On Tuesday, the New Zealand Waikato District Health Board (DHB) was hit hard by a ransomware attack and crippled its IT department and forced a shutdown of services among six of its hospitals. Everything was affected except email.
Medical personnel could not access patient records, perform clinical services, and many surgeries were canceled until things were restored. The hospital’s phone lines were even down, so they could only accept emergency patients.
What Does Waikato District Health Board Say?
In a comment to local news outlet Stuff, Kevin Snee, Waikato DHB Chief Executive, said that it would be days before everything was operating normally. The hospitals have begun referring all non-emergency patients to other facilities, and the staff is using pen and paper to keep records until the incident is over.
They made a public statement yesterday saying,
“Our staff are working to restore the infected systems and on the remediation process. We are working with the relevant government departments to ensure a secure environment is successfully re-established.”
“At affiliate Waikato Hospital, 29 out of 102 elective inpatient surgeries were postponed today. Yesterday, six out of 101 were canceled. At affiliate Thames Hospital, all elective surgeries were postponed. All outpatient activity was deferred at affiliate hospitals in rural areas.”
They concluded the message with,
“We are currently working with other government departments to investigate the cause, but are working on the theory that the initial incursion was via an email attachment. A forensic investigation is ongoing.”
Will They Pay the Ransom?
Many victims choose not to pay ransomware gangs. Recently Colonial Pipeline paid $4.4 million to restore their systems. A lot of cybercriminals have pledged not to attack infrastructure companies, schools, and medical providers.

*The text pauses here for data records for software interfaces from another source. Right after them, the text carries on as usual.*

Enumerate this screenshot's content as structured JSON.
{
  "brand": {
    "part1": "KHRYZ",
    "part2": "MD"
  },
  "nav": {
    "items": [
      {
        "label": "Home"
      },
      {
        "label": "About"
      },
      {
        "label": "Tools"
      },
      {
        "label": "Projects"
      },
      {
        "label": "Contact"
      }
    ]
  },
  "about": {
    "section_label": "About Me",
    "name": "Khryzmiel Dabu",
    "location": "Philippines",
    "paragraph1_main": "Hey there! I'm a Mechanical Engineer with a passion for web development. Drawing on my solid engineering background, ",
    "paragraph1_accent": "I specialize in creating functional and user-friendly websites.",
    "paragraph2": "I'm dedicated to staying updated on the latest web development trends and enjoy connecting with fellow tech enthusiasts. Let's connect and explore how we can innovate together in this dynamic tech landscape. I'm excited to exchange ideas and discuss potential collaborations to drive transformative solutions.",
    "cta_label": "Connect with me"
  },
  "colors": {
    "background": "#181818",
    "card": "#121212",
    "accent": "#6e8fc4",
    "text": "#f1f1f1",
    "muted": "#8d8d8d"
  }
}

However, this particular attack appears to be similar to a WizardSpider hacker incident, and this group obviously does not honor such pledges.

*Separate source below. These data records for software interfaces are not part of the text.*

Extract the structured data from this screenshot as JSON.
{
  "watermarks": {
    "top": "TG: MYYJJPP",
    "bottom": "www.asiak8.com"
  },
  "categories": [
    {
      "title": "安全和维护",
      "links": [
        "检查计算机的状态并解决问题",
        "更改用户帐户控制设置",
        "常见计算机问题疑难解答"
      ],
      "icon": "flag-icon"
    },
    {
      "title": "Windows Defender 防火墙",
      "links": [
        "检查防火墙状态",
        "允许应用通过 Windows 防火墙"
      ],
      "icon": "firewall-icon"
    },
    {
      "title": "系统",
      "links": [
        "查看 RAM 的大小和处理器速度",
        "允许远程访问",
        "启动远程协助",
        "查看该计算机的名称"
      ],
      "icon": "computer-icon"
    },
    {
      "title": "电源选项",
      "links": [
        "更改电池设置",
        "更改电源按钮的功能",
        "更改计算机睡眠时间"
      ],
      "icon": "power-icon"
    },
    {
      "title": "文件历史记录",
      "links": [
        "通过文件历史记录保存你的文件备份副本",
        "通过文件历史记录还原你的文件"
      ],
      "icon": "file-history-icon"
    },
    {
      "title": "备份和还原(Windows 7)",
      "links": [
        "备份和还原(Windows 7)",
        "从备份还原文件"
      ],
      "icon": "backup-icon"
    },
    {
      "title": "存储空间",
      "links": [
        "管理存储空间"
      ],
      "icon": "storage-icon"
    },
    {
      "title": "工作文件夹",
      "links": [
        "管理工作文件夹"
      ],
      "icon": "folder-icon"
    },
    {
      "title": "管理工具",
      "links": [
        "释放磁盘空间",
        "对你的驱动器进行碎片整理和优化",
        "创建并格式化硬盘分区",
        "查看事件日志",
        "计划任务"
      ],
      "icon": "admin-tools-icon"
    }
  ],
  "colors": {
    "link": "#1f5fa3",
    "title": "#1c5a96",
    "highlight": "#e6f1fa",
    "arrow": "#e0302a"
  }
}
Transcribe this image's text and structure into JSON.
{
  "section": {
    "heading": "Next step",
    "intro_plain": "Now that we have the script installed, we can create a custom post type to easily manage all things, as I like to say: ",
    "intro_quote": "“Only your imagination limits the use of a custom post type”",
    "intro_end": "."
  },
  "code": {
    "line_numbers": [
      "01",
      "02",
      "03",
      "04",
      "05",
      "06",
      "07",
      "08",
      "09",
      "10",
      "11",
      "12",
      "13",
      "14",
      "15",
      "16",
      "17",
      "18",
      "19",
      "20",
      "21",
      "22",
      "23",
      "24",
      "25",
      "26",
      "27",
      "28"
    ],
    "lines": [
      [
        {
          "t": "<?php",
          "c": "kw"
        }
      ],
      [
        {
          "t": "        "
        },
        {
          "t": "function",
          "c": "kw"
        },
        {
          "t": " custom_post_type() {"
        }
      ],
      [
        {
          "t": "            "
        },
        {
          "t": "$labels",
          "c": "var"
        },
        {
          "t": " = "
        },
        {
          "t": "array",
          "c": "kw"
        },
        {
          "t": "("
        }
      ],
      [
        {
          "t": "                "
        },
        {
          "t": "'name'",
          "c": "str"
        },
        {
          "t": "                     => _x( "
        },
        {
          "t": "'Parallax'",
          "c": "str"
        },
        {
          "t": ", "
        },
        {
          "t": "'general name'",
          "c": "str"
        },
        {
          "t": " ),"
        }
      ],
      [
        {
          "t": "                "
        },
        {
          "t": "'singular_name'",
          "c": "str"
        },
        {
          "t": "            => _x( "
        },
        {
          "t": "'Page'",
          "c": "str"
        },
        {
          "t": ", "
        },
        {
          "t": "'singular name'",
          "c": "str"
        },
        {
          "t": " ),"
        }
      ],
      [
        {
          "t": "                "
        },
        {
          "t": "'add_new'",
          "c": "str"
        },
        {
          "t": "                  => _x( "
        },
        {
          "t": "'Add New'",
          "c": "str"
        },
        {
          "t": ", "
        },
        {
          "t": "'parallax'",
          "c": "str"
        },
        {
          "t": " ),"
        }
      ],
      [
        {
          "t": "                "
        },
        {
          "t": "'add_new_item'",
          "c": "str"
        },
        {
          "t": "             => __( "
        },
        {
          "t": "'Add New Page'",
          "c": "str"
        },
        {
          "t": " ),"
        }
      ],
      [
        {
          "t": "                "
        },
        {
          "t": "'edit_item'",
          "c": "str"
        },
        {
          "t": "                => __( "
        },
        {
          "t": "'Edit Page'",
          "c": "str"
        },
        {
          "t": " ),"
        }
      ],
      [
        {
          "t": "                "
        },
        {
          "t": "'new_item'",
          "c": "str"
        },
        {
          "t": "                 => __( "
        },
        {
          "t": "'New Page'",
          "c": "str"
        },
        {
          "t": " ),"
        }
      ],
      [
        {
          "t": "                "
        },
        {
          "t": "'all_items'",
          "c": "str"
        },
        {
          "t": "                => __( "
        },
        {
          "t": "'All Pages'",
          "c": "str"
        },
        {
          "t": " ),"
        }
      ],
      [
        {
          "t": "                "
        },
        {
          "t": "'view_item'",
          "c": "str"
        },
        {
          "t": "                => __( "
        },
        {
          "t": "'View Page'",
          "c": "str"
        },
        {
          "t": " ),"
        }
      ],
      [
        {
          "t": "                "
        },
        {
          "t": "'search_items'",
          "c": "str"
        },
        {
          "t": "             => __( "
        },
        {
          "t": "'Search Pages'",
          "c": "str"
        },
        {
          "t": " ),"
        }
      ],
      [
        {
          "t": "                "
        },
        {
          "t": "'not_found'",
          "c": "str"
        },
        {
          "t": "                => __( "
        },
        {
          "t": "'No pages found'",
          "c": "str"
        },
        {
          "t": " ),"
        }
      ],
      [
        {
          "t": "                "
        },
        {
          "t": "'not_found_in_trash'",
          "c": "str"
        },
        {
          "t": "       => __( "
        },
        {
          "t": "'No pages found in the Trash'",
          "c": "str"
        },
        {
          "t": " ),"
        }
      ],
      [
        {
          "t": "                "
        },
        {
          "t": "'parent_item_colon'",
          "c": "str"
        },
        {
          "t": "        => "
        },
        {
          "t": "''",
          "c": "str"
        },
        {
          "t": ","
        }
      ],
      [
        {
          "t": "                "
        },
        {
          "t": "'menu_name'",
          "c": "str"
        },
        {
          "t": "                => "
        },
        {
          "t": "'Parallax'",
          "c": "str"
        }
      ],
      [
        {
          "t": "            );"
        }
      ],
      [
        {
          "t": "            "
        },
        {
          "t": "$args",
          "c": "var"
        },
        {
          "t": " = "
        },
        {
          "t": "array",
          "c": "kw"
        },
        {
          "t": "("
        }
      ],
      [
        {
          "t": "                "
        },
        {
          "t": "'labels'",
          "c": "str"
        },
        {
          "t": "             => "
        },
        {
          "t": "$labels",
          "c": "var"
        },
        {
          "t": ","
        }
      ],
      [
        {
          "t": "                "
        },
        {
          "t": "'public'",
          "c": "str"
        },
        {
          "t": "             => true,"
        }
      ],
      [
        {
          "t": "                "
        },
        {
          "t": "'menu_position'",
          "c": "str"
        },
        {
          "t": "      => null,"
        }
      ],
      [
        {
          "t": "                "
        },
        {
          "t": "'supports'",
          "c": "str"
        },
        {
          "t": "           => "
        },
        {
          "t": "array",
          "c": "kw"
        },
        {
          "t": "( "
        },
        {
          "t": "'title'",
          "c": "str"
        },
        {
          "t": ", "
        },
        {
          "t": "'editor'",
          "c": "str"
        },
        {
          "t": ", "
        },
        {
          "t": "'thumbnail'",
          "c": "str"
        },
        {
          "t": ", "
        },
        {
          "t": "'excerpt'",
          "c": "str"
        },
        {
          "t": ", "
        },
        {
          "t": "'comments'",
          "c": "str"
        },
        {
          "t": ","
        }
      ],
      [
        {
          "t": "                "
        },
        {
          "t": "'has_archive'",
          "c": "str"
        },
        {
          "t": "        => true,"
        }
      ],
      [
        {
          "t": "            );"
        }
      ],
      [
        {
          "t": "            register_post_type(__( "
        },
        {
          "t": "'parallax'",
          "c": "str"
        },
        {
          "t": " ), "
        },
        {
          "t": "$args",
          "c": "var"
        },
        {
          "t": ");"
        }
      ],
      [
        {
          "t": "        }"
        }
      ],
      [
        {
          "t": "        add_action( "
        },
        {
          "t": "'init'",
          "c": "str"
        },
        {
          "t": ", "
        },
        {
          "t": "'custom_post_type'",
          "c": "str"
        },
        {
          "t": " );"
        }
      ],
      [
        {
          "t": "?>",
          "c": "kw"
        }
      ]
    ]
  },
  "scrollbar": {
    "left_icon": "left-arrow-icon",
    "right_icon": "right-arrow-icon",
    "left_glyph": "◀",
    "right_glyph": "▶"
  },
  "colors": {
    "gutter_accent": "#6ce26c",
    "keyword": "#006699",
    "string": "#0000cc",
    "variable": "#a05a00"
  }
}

Snee also told Stuff that “no ransom will be paid,” to cybercriminals. The hospital conglomerate has decided not to pay and to clean up the infection themselves. They are working closely with law enforcement to investigate the matter further.

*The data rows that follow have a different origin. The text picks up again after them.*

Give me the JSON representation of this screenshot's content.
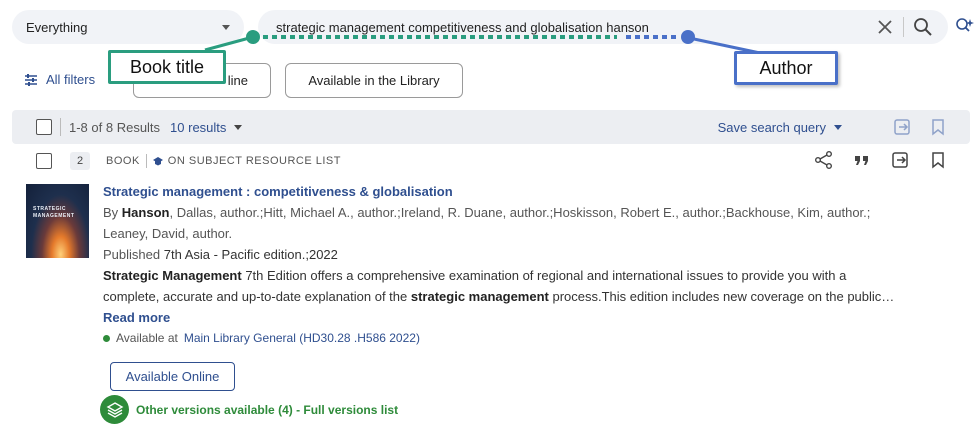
{
  "search": {
    "scope": "Everything",
    "query": "strategic management competitiveness and globalisation hanson"
  },
  "filters": {
    "all_filters": "All filters",
    "pill_online": "line",
    "pill_library": "Available in the Library"
  },
  "results_bar": {
    "count": "1-8 of 8 Results",
    "per_page": "10 results",
    "save_query": "Save search query"
  },
  "record": {
    "number": "2",
    "type": "BOOK",
    "subject_list": "ON SUBJECT RESOURCE LIST",
    "title": "Strategic management : competitiveness & globalisation",
    "authors_prefix": "By ",
    "authors_bold": "Hanson",
    "authors_line1": ", Dallas, author.;Hitt, Michael A., author.;Ireland, R. Duane, author.;Hoskisson, Robert E., author.;Backhouse, Kim, author.;",
    "authors_line2": "Leaney, David, author.",
    "published_label": "Published",
    "published_value": "7th Asia - Pacific edition.;2022",
    "desc_bold1": "Strategic Management",
    "desc_part1": " 7th Edition offers a comprehensive examination of regional and international issues to provide you with a",
    "desc_part2": "complete, accurate and up-to-date explanation of the ",
    "desc_bold2": "strategic management",
    "desc_part3": " process.This edition includes new coverage on the public…",
    "read_more": "Read more",
    "avail_label": "Available at",
    "avail_location": "Main Library General (HD30.28 .H586 2022)",
    "online_button": "Available Online",
    "versions": "Other versions available (4) - Full versions list",
    "cover_text": [
      "STRATEGIC",
      "MANAGEMENT"
    ]
  },
  "annotations": {
    "book_title": "Book title",
    "author": "Author"
  },
  "colors": {
    "link": "#2f4f8f",
    "available": "#2e8b3a",
    "title_annotation": "#2a9d7f",
    "author_annotation": "#4a70c8"
  }
}
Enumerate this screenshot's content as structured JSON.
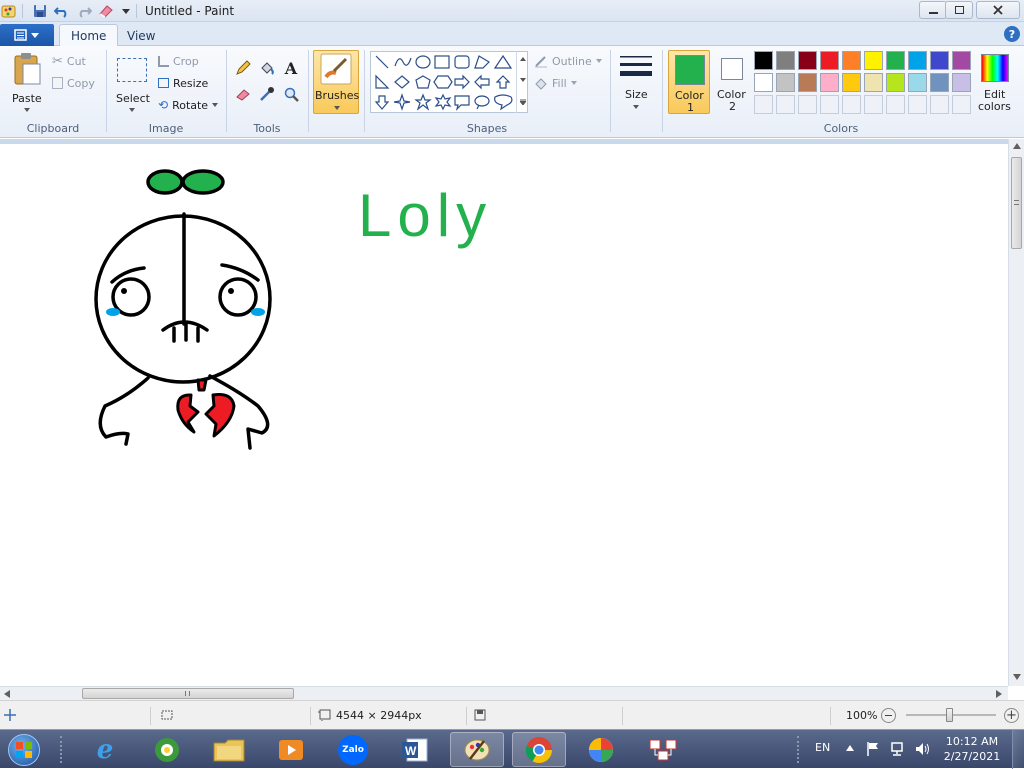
{
  "window": {
    "title": "Untitled - Paint",
    "controls": [
      "minimize",
      "maximize",
      "close"
    ]
  },
  "quick_access": [
    "paint-app-icon",
    "save-icon",
    "undo-icon",
    "redo-icon",
    "eraser-icon",
    "dropdown-icon"
  ],
  "tabs": [
    {
      "label": "Home",
      "active": true
    },
    {
      "label": "View",
      "active": false
    }
  ],
  "ribbon": {
    "clipboard": {
      "paste": "Paste",
      "cut": "Cut",
      "copy": "Copy",
      "group": "Clipboard"
    },
    "image": {
      "select": "Select",
      "crop": "Crop",
      "resize": "Resize",
      "rotate": "Rotate",
      "group": "Image"
    },
    "tools": {
      "group": "Tools"
    },
    "brushes": {
      "label": "Brushes"
    },
    "shapes": {
      "outline": "Outline",
      "fill": "Fill",
      "group": "Shapes"
    },
    "size": {
      "label": "Size"
    },
    "color1": {
      "label": "Color",
      "num": "1",
      "value": "#22b14c"
    },
    "color2": {
      "label": "Color",
      "num": "2",
      "value": "#ffffff"
    },
    "colors": {
      "group": "Colors",
      "edit_label": "Edit",
      "edit_label2": "colors",
      "row1": [
        "#000000",
        "#7f7f7f",
        "#880015",
        "#ed1c24",
        "#ff7f27",
        "#fff200",
        "#22b14c",
        "#00a2e8",
        "#3f48cc",
        "#a349a4"
      ],
      "row2": [
        "#ffffff",
        "#c3c3c3",
        "#b97a57",
        "#ffaec9",
        "#ffc90e",
        "#efe4b0",
        "#b5e61d",
        "#99d9ea",
        "#7092be",
        "#c8bfe7"
      ]
    }
  },
  "canvas": {
    "drawing_text": "Loly",
    "ink_colors": {
      "outline": "#000000",
      "leaf": "#22b14c",
      "heart": "#ed1c24",
      "tear": "#00a2e8"
    }
  },
  "statusbar": {
    "dimensions": "4544 × 2944px",
    "zoom": "100%"
  },
  "taskbar": {
    "apps": [
      "windows-start-icon",
      "internet-explorer-icon",
      "coccoc-browser-icon",
      "file-explorer-icon",
      "media-player-icon",
      "zalo-icon",
      "word-icon",
      "paint-icon",
      "chrome-icon",
      "color-app-icon",
      "network-app-icon"
    ],
    "zalo_label": "Zalo",
    "language": "EN",
    "time": "10:12 AM",
    "date": "2/27/2021"
  }
}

Have We Become Too Reliant on Technology?
It is terrifying to think that ransomware gangs can swoop in anytime they like and seriously affect fuel prices and delivery, patient care, and other services that we rely on to survive. When a hospital is all but shut down because of a malware infection, it begs the question, have we become too reliant on technology?
The more urgent question is what can be done about it? Apparently, no one is immune from these attacks, and rarely is any company fortified enough, even security powerhouses like Microsoft and FireEye, to thwart these attempts.
Although there is an ongoing investigation, rumors say that the attack on New Zealand’s hospitals came through email. Phishing is one of the number one ways criminals get their foot in the door. Improved employee training and honoring best practices are part of what is needed to fix the problem. Some other tips to keep companies safe are:
- Force password resets for all employees.
- Allow only strong passwords to be used.
- Never let employees click on links or download attachments in email.
- Educate employees on phishing, social engineering, and other malicious tactics.
- Never reuse passwords on multiple websites.
- Use good, strong antivirus/anti-malware software on all servers and devices.
- Hire forensic experts to audit your security system and make improvements to security.
- Install network monitoring to watch for any unwanted intrusions.